Upon receiving approval, the human monoclonal antibody Dupixent will be the first medicine available in the US for the treatment of eosinophilic esophagitis (EoE).

It is designed to inhibit the signalling of interleukin-4 (IL-4) and interleukin-13 (IL-13) pathways.

The application is for the treatment of EoE in patients aged 12 years and above with a drug dose of 300mg that will be given weekly.

Regeneron and Sanofi expect a decision on approval for the investigational use of the drug from the regulatory agency on 3 August this year.

The regulatory application was supported by data obtained from two Phase III trials as well as data from an active long-term extension trial.

These two studies assessed Dupixent’s safety and efficacy in EoE patients aged 12 years and above.

Compared to placebo, dupilumab at 24 weeks significantly improved signs and symptoms of EoE.

It also improved the ability to swallow and reduced eosinophil counts in the esophagus.

In the two trials, the safety results were similar to Dupilumab’s safety profile in its already approved indications.

The injection site reactions are the most common adverse event observed with the therapy.

Dupixent received Orphan Drug designation in 2017 and Breakthrough Therapy designation from the US FDA in 2020 for the same indication.

Regeneron Pharmaceuticals said in a statement: “Regulatory filings around the world are also planned in 2022. The potential use of Dupixent in EoE is currently under clinical development, and the safety and efficacy have not been fully evaluated by any regulatory authority.”

The drug has also been approved in the US for several indications, including moderate-to-severe atopic dermatitis, moderate-to-severe asthma characterised by an eosinophilic phenotype or oral corticosteroid-dependent asthma, and chronic rhinosinusitis with nasal polyposis.
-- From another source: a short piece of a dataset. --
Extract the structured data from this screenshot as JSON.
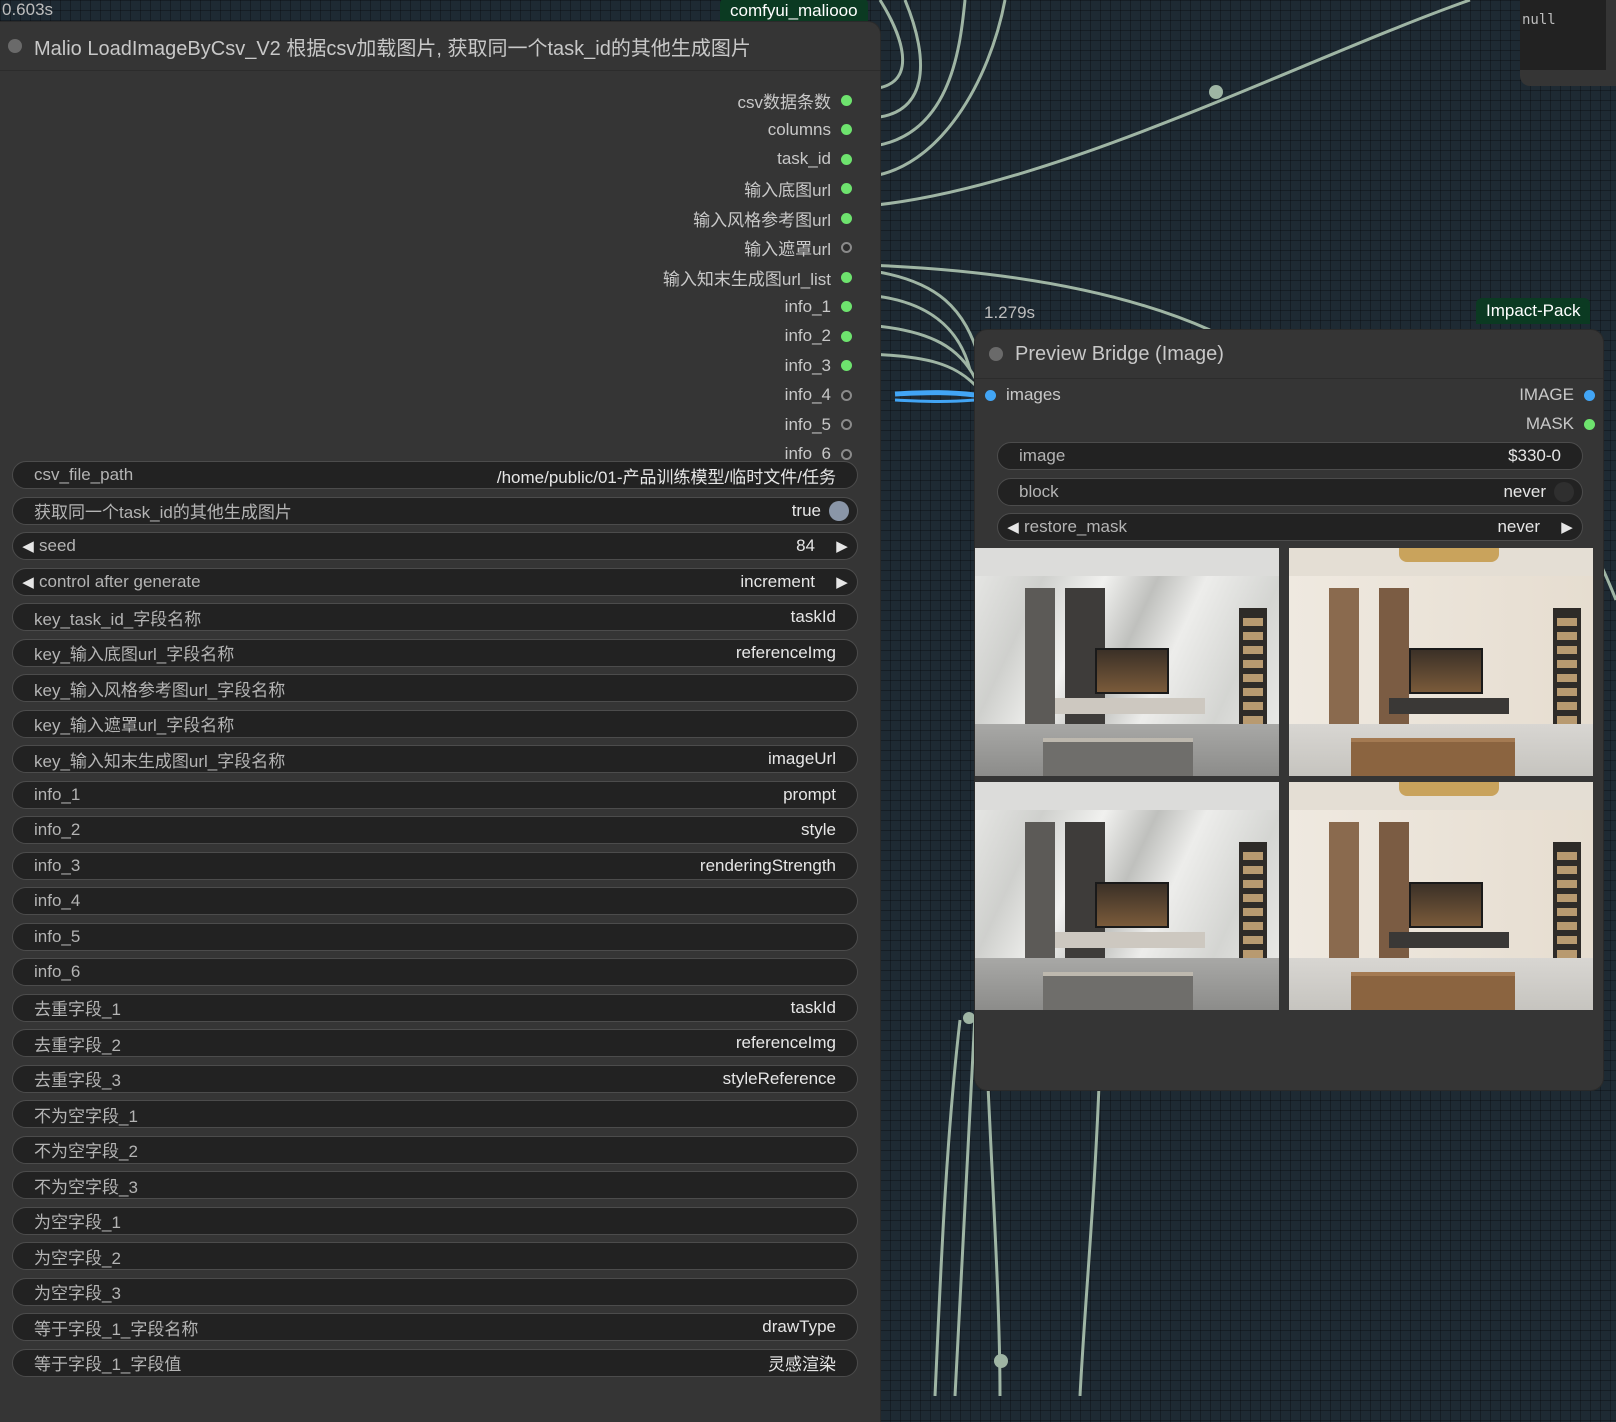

This is not a CAPTIS article. Originally, it was published here.